Items from a data source:

Segment Open

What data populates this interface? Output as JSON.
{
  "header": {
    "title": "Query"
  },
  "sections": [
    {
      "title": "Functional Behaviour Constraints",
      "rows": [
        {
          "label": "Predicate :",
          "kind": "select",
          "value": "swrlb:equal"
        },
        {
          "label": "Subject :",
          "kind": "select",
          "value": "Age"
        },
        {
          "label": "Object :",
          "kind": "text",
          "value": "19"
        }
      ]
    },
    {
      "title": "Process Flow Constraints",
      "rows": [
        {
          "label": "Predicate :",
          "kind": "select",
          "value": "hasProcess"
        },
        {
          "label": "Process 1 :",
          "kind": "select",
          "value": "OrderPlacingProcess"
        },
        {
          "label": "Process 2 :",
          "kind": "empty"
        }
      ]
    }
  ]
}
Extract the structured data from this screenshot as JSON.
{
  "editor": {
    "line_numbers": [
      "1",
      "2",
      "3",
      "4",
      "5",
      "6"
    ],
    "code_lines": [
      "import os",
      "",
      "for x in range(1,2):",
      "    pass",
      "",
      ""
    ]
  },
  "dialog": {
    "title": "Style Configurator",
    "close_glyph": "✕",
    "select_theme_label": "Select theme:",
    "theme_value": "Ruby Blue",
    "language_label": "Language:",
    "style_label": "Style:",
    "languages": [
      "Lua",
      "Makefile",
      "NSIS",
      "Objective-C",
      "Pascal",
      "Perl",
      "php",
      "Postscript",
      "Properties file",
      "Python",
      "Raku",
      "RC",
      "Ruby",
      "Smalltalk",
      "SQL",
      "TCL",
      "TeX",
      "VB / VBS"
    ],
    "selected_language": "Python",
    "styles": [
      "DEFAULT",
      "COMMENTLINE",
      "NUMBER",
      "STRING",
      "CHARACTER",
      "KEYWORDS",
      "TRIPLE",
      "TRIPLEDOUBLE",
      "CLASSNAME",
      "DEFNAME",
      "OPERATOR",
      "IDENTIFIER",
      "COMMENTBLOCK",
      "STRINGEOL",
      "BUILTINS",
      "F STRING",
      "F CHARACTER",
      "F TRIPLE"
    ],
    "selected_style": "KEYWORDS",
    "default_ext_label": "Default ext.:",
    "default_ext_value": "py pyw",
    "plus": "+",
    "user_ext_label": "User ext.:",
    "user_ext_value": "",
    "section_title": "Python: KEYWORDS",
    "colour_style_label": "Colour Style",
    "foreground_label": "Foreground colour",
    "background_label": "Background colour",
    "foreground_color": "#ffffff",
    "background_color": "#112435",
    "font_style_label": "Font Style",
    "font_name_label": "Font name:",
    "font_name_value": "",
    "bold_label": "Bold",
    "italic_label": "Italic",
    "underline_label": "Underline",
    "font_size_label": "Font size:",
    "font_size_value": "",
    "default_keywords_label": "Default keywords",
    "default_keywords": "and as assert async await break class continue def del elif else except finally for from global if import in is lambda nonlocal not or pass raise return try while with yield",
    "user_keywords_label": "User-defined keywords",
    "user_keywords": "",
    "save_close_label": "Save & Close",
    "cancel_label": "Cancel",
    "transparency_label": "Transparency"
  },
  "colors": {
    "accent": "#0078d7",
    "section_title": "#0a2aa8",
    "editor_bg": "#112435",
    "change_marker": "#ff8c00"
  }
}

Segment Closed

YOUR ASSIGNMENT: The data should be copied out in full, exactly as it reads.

YOUR RESPONSE:
What data populates this interface? Output as JSON.
{
  "header": {
    "title": "Query"
  },
  "sections": [
    {
      "title": "Functional Behaviour Constraints",
      "rows": [
        {
          "label": "Predicate :",
          "kind": "select",
          "value": "swrlb:equal"
        },
        {
          "label": "Subject :",
          "kind": "select",
          "value": "Age"
        },
        {
          "label": "Object :",
          "kind": "text",
          "value": "19"
        }
      ]
    },
    {
      "title": "Process Flow Constraints",
      "rows": [
        {
          "label": "Predicate :",
          "kind": "select",
          "value": "hasProcess"
        },
        {
          "label": "Process 1 :",
          "kind": "select",
          "value": "OrderPlacingProcess"
        },
        {
          "label": "Process 2 :",
          "kind": "empty"
        }
      ]
    }
  ]
}
Extract the structured data from this screenshot as JSON.
{
  "editor": {
    "line_numbers": [
      "1",
      "2",
      "3",
      "4",
      "5",
      "6"
    ],
    "code_lines": [
      "import os",
      "",
      "for x in range(1,2):",
      "    pass",
      "",
      ""
    ]
  },
  "dialog": {
    "title": "Style Configurator",
    "close_glyph": "✕",
    "select_theme_label": "Select theme:",
    "theme_value": "Ruby Blue",
    "language_label": "Language:",
    "style_label": "Style:",
    "languages": [
      "Lua",
      "Makefile",
      "NSIS",
      "Objective-C",
      "Pascal",
      "Perl",
      "php",
      "Postscript",
      "Properties file",
      "Python",
      "Raku",
      "RC",
      "Ruby",
      "Smalltalk",
      "SQL",
      "TCL",
      "TeX",
      "VB / VBS"
    ],
    "selected_language": "Python",
    "styles": [
      "DEFAULT",
      "COMMENTLINE",
      "NUMBER",
      "STRING",
      "CHARACTER",
      "KEYWORDS",
      "TRIPLE",
      "TRIPLEDOUBLE",
      "CLASSNAME",
      "DEFNAME",
      "OPERATOR",
      "IDENTIFIER",
      "COMMENTBLOCK",
      "STRINGEOL",
      "BUILTINS",
      "F STRING",
      "F CHARACTER",
      "F TRIPLE"
    ],
    "selected_style": "KEYWORDS",
    "default_ext_label": "Default ext.:",
    "default_ext_value": "py pyw",
    "plus": "+",
    "user_ext_label": "User ext.:",
    "user_ext_value": "",
    "section_title": "Python: KEYWORDS",
    "colour_style_label": "Colour Style",
    "foreground_label": "Foreground colour",
    "background_label": "Background colour",
    "foreground_color": "#ffffff",
    "background_color": "#112435",
    "font_style_label": "Font Style",
    "font_name_label": "Font name:",
    "font_name_value": "",
    "bold_label": "Bold",
    "italic_label": "Italic",
    "underline_label": "Underline",
    "font_size_label": "Font size:",
    "font_size_value": "",
    "default_keywords_label": "Default keywords",
    "default_keywords": "and as assert async await break class continue def del elif else except finally for from global if import in is lambda nonlocal not or pass raise return try while with yield",
    "user_keywords_label": "User-defined keywords",
    "user_keywords": "",
    "save_close_label": "Save & Close",
    "cancel_label": "Cancel",
    "transparency_label": "Transparency"
  },
  "colors": {
    "accent": "#0078d7",
    "section_title": "#0a2aa8",
    "editor_bg": "#112435",
    "change_marker": "#ff8c00"
  }
}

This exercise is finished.